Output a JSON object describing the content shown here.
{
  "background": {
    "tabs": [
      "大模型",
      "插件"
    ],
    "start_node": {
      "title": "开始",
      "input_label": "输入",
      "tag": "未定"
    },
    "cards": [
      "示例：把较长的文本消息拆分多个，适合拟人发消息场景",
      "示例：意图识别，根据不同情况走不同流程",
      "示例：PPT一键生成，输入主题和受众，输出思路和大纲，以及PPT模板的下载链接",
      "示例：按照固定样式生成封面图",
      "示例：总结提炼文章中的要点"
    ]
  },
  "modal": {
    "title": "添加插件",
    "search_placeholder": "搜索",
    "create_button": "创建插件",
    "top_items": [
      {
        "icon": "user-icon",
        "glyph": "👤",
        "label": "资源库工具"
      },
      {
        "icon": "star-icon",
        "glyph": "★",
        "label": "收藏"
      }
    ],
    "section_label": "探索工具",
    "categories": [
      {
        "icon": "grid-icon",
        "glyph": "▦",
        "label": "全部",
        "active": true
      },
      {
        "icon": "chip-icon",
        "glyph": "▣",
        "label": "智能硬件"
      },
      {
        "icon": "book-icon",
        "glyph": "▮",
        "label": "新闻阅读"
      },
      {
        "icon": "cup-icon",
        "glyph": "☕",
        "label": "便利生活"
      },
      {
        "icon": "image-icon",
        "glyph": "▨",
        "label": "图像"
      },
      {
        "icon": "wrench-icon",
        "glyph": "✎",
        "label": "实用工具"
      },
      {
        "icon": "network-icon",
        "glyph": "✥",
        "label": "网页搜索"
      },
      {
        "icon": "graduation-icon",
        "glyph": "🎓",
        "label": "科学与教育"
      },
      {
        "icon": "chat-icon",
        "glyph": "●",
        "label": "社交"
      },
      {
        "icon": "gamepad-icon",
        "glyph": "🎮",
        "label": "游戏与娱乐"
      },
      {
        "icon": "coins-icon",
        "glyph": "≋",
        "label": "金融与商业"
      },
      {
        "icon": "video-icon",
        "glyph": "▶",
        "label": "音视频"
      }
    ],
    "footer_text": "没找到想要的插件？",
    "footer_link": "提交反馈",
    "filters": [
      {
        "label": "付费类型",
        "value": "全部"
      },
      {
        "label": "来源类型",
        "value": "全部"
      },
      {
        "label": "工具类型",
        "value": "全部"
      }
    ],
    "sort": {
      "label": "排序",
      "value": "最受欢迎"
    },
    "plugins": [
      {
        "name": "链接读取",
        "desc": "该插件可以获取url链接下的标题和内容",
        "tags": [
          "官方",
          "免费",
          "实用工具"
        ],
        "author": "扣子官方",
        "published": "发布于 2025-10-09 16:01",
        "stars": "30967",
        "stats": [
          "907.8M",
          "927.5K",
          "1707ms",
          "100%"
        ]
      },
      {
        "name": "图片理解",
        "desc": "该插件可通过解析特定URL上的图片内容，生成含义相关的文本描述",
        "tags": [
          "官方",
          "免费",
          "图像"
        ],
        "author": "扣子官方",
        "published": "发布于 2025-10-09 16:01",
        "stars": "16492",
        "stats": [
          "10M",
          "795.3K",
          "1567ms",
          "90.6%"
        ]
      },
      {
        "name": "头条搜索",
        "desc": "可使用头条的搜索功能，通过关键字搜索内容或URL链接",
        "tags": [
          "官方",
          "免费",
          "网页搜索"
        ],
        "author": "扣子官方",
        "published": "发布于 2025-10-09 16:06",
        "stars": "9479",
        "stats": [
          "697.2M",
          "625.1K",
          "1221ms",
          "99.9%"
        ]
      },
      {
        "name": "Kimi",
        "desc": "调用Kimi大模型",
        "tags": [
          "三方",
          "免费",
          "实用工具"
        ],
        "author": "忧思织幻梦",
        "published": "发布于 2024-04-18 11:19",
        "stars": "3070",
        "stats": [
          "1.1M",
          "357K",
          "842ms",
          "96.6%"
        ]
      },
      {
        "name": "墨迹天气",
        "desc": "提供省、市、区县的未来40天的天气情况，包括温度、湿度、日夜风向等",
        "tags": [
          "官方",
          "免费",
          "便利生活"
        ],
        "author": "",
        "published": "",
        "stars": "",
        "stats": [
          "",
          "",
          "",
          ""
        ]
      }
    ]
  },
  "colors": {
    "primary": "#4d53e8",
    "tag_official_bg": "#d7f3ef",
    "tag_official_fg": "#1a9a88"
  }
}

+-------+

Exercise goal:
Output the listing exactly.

Exercise result:
Output a JSON object describing the content shown here.
{
  "background": {
    "tabs": [
      "大模型",
      "插件"
    ],
    "start_node": {
      "title": "开始",
      "input_label": "输入",
      "tag": "未定"
    },
    "cards": [
      "示例：把较长的文本消息拆分多个，适合拟人发消息场景",
      "示例：意图识别，根据不同情况走不同流程",
      "示例：PPT一键生成，输入主题和受众，输出思路和大纲，以及PPT模板的下载链接",
      "示例：按照固定样式生成封面图",
      "示例：总结提炼文章中的要点"
    ]
  },
  "modal": {
    "title": "添加插件",
    "search_placeholder": "搜索",
    "create_button": "创建插件",
    "top_items": [
      {
        "icon": "user-icon",
        "glyph": "👤",
        "label": "资源库工具"
      },
      {
        "icon": "star-icon",
        "glyph": "★",
        "label": "收藏"
      }
    ],
    "section_label": "探索工具",
    "categories": [
      {
        "icon": "grid-icon",
        "glyph": "▦",
        "label": "全部",
        "active": true
      },
      {
        "icon": "chip-icon",
        "glyph": "▣",
        "label": "智能硬件"
      },
      {
        "icon": "book-icon",
        "glyph": "▮",
        "label": "新闻阅读"
      },
      {
        "icon": "cup-icon",
        "glyph": "☕",
        "label": "便利生活"
      },
      {
        "icon": "image-icon",
        "glyph": "▨",
        "label": "图像"
      },
      {
        "icon": "wrench-icon",
        "glyph": "✎",
        "label": "实用工具"
      },
      {
        "icon": "network-icon",
        "glyph": "✥",
        "label": "网页搜索"
      },
      {
        "icon": "graduation-icon",
        "glyph": "🎓",
        "label": "科学与教育"
      },
      {
        "icon": "chat-icon",
        "glyph": "●",
        "label": "社交"
      },
      {
        "icon": "gamepad-icon",
        "glyph": "🎮",
        "label": "游戏与娱乐"
      },
      {
        "icon": "coins-icon",
        "glyph": "≋",
        "label": "金融与商业"
      },
      {
        "icon": "video-icon",
        "glyph": "▶",
        "label": "音视频"
      }
    ],
    "footer_text": "没找到想要的插件？",
    "footer_link": "提交反馈",
    "filters": [
      {
        "label": "付费类型",
        "value": "全部"
      },
      {
        "label": "来源类型",
        "value": "全部"
      },
      {
        "label": "工具类型",
        "value": "全部"
      }
    ],
    "sort": {
      "label": "排序",
      "value": "最受欢迎"
    },
    "plugins": [
      {
        "name": "链接读取",
        "desc": "该插件可以获取url链接下的标题和内容",
        "tags": [
          "官方",
          "免费",
          "实用工具"
        ],
        "author": "扣子官方",
        "published": "发布于 2025-10-09 16:01",
        "stars": "30967",
        "stats": [
          "907.8M",
          "927.5K",
          "1707ms",
          "100%"
        ]
      },
      {
        "name": "图片理解",
        "desc": "该插件可通过解析特定URL上的图片内容，生成含义相关的文本描述",
        "tags": [
          "官方",
          "免费",
          "图像"
        ],
        "author": "扣子官方",
        "published": "发布于 2025-10-09 16:01",
        "stars": "16492",
        "stats": [
          "10M",
          "795.3K",
          "1567ms",
          "90.6%"
        ]
      },
      {
        "name": "头条搜索",
        "desc": "可使用头条的搜索功能，通过关键字搜索内容或URL链接",
        "tags": [
          "官方",
          "免费",
          "网页搜索"
        ],
        "author": "扣子官方",
        "published": "发布于 2025-10-09 16:06",
        "stars": "9479",
        "stats": [
          "697.2M",
          "625.1K",
          "1221ms",
          "99.9%"
        ]
      },
      {
        "name": "Kimi",
        "desc": "调用Kimi大模型",
        "tags": [
          "三方",
          "免费",
          "实用工具"
        ],
        "author": "忧思织幻梦",
        "published": "发布于 2024-04-18 11:19",
        "stars": "3070",
        "stats": [
          "1.1M",
          "357K",
          "842ms",
          "96.6%"
        ]
      },
      {
        "name": "墨迹天气",
        "desc": "提供省、市、区县的未来40天的天气情况，包括温度、湿度、日夜风向等",
        "tags": [
          "官方",
          "免费",
          "便利生活"
        ],
        "author": "",
        "published": "",
        "stars": "",
        "stats": [
          "",
          "",
          "",
          ""
        ]
      }
    ]
  },
  "colors": {
    "primary": "#4d53e8",
    "tag_official_bg": "#d7f3ef",
    "tag_official_fg": "#1a9a88"
  }
}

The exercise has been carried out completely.